(Dataset excerpts Opens)
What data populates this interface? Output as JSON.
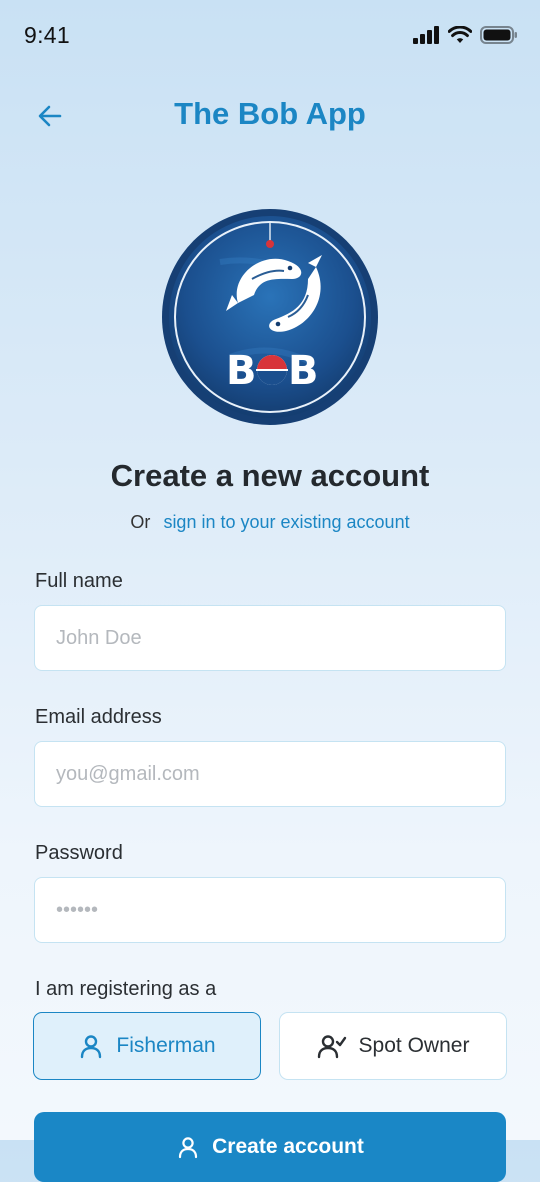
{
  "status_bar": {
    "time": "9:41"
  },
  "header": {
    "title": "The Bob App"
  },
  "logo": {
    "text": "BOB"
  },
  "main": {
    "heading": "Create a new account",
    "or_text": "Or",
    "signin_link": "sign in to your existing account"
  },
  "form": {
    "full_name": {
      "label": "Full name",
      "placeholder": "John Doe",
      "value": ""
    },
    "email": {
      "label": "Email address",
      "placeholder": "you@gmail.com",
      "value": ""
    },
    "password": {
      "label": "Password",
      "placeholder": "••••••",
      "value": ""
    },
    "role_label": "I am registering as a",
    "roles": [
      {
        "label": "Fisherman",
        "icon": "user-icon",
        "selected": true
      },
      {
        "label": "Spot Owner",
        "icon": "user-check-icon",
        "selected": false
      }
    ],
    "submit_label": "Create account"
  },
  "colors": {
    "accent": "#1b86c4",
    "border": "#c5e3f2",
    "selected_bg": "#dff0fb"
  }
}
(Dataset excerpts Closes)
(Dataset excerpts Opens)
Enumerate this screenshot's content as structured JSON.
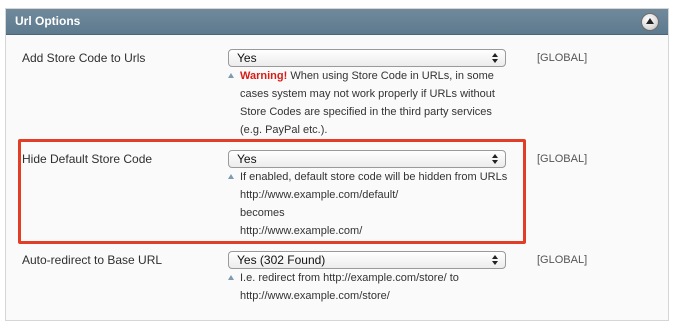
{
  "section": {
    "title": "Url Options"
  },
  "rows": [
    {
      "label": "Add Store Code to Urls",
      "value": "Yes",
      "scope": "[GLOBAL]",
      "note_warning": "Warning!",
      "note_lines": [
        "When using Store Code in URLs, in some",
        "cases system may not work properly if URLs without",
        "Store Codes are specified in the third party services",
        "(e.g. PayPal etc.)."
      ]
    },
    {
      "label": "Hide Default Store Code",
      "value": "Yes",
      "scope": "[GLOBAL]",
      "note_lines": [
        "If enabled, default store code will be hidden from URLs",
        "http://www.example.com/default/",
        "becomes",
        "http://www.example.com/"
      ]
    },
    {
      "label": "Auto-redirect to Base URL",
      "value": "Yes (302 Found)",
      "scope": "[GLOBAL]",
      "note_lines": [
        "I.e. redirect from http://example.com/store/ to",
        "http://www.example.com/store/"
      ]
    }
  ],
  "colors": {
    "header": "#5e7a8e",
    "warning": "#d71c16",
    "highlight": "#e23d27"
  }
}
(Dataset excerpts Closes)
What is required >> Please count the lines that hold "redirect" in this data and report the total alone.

Task solution >> 2